The strangest thing about this one-woman show is that it seems to assume the perspective that we empathise with the character on stage, when in fact she is a really odd person.
It’s not quite clear whether we are supposed to be entertained by her quirky, cringe-inducing personality, along the lines of David Brent in The Office, or – and this is quite a chilling thought – that we are actually supposed to identify with some of her character traits.
We never discover her name, but she’s a 20-something living in London with her two flatmates and she seems to be a little agoraphobic. The one-hour show bills itself as “darkly comic” and there are some funny lines, but the central character is an undeniably annoying, self-absorbed, pretentious, needy, approval-seeking shambles.
She can’t do anything spontaneously (unless drunk) and the her assumption that everyone approaches life with as much analysis, contempt and trepidation as she does is exhausting. She wallows in her alternativeness – it’s a portrayal of a realistic character, but not necessarily someone you’d want to spend a whole hour with.

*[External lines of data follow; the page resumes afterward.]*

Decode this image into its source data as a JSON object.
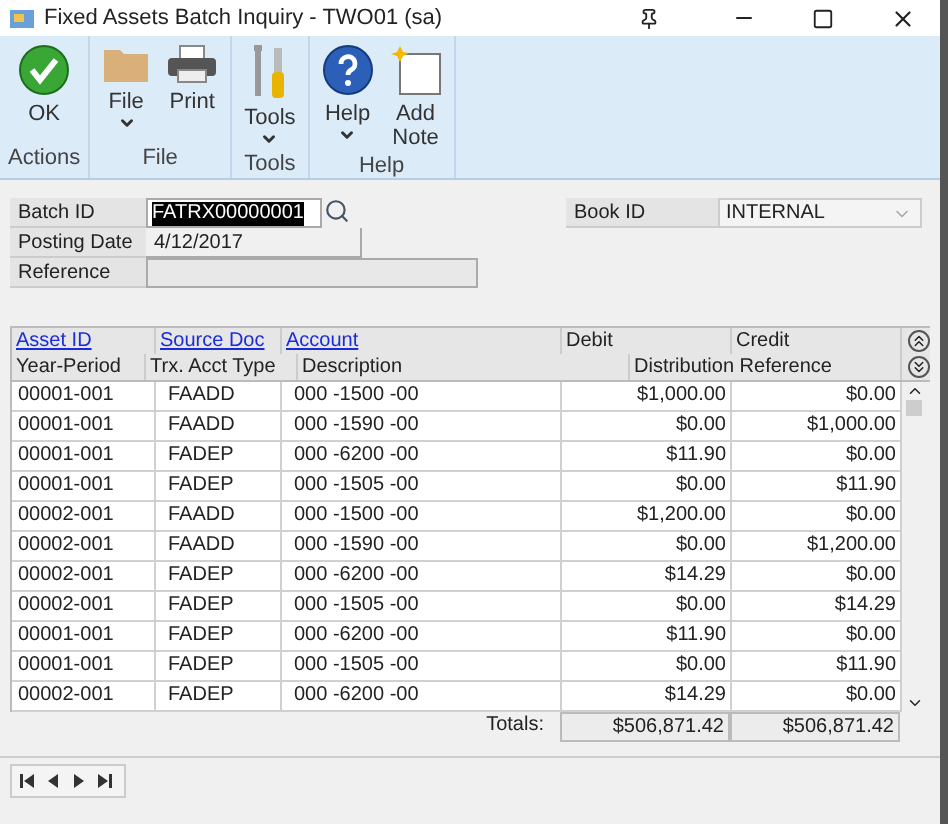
{
  "window": {
    "title": "Fixed Assets Batch Inquiry  -  TWO01 (sa)"
  },
  "ribbon": [
    {
      "label": "Actions",
      "buttons": [
        {
          "label": "OK",
          "kind": "ok",
          "has_menu": false
        }
      ]
    },
    {
      "label": "File",
      "buttons": [
        {
          "label": "File",
          "kind": "folder",
          "has_menu": true
        },
        {
          "label": "Print",
          "kind": "printer",
          "has_menu": false
        }
      ]
    },
    {
      "label": "Tools",
      "buttons": [
        {
          "label": "Tools",
          "kind": "tools",
          "has_menu": true
        }
      ]
    },
    {
      "label": "Help",
      "buttons": [
        {
          "label": "Help",
          "kind": "help",
          "has_menu": true
        },
        {
          "label": "Add\nNote",
          "kind": "note",
          "has_menu": false
        }
      ]
    }
  ],
  "form": {
    "batch_id": {
      "label": "Batch ID",
      "value": "FATRX00000001"
    },
    "posting_date": {
      "label": "Posting Date",
      "value": "4/12/2017"
    },
    "reference": {
      "label": "Reference"
    },
    "book_id": {
      "label": "Book ID",
      "value": "INTERNAL"
    }
  },
  "grid": {
    "header_1": [
      {
        "label": "Asset ID",
        "kind": "link"
      },
      {
        "label": "Source Doc",
        "kind": "link"
      },
      {
        "label": "Account",
        "kind": "link"
      },
      {
        "label": "Debit",
        "kind": "plain"
      },
      {
        "label": "Credit",
        "kind": "plain"
      }
    ],
    "header_2": [
      "Year-Period",
      "Trx. Acct Type",
      "Description",
      "Distribution Reference"
    ],
    "rows": [
      [
        "00001-001",
        "FAADD",
        "000 -1500 -00",
        "$1,000.00",
        "$0.00"
      ],
      [
        "00001-001",
        "FAADD",
        "000 -1590 -00",
        "$0.00",
        "$1,000.00"
      ],
      [
        "00001-001",
        "FADEP",
        "000 -6200 -00",
        "$11.90",
        "$0.00"
      ],
      [
        "00001-001",
        "FADEP",
        "000 -1505 -00",
        "$0.00",
        "$11.90"
      ],
      [
        "00002-001",
        "FAADD",
        "000 -1500 -00",
        "$1,200.00",
        "$0.00"
      ],
      [
        "00002-001",
        "FAADD",
        "000 -1590 -00",
        "$0.00",
        "$1,200.00"
      ],
      [
        "00002-001",
        "FADEP",
        "000 -6200 -00",
        "$14.29",
        "$0.00"
      ],
      [
        "00002-001",
        "FADEP",
        "000 -1505 -00",
        "$0.00",
        "$14.29"
      ],
      [
        "00001-001",
        "FADEP",
        "000 -6200 -00",
        "$11.90",
        "$0.00"
      ],
      [
        "00001-001",
        "FADEP",
        "000 -1505 -00",
        "$0.00",
        "$11.90"
      ],
      [
        "00002-001",
        "FADEP",
        "000 -6200 -00",
        "$14.29",
        "$0.00"
      ]
    ],
    "totals": {
      "label": "Totals:",
      "debit": "$506,871.42",
      "credit": "$506,871.42"
    }
  }
}
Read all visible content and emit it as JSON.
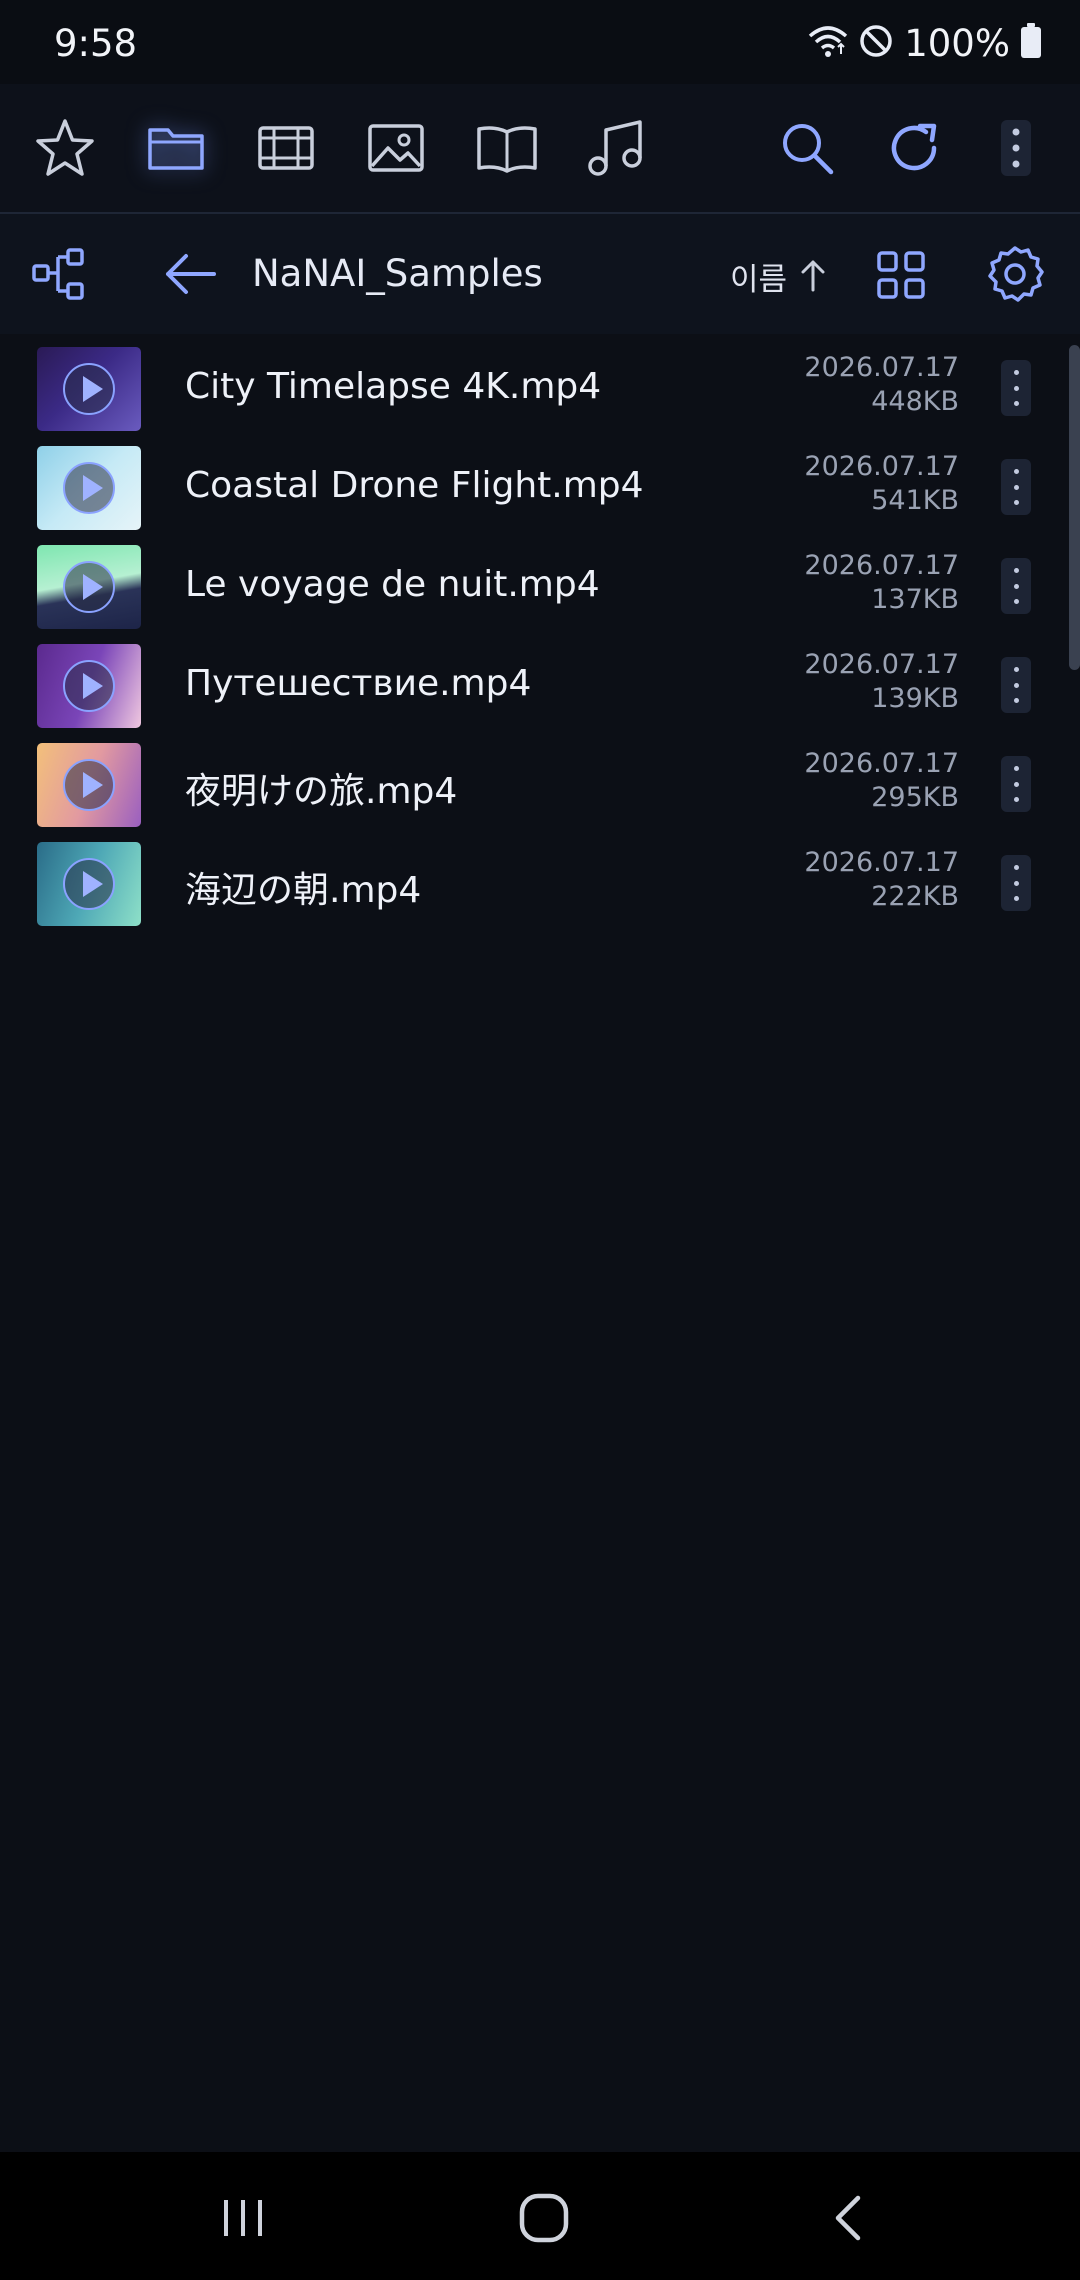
{
  "status_bar": {
    "time": "9:58",
    "battery_percent": "100%",
    "icons": [
      "wifi-icon",
      "do-not-disturb-icon",
      "battery-icon"
    ]
  },
  "toolbar": {
    "left_icons": [
      "star-icon",
      "folder-icon",
      "film-icon",
      "image-icon",
      "book-icon",
      "music-icon"
    ],
    "active_icon": "folder-icon",
    "right_icons": [
      "search-icon",
      "refresh-icon",
      "more-vertical-icon"
    ],
    "accent_color": "#8fa7ff"
  },
  "path_bar": {
    "folder_name": "NaNAI_Samples",
    "sort_label": "이름",
    "sort_direction": "ascending",
    "icons": [
      "tree-icon",
      "back-arrow-icon",
      "sort-up-arrow-icon",
      "grid-view-icon",
      "settings-icon"
    ]
  },
  "files": [
    {
      "name": "City Timelapse 4K.mp4",
      "date": "2026.07.17",
      "size": "448KB"
    },
    {
      "name": "Coastal Drone Flight.mp4",
      "date": "2026.07.17",
      "size": "541KB"
    },
    {
      "name": "Le voyage de nuit.mp4",
      "date": "2026.07.17",
      "size": "137KB"
    },
    {
      "name": "Путешествие.mp4",
      "date": "2026.07.17",
      "size": "139KB"
    },
    {
      "name": "夜明けの旅.mp4",
      "date": "2026.07.17",
      "size": "295KB"
    },
    {
      "name": "海辺の朝.mp4",
      "date": "2026.07.17",
      "size": "222KB"
    }
  ],
  "nav_bar": {
    "icons": [
      "recent-apps-icon",
      "home-icon",
      "back-icon"
    ]
  }
}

Jennifer Jackson takes on the role with enthusiasm and the physical, agile side of the performance is very impressive, making expert use of Sarah Beaton’s stylishly streamlined set. But the content will only strike the right note with a very particular type of person – and that person definitely wasn’t writing this review.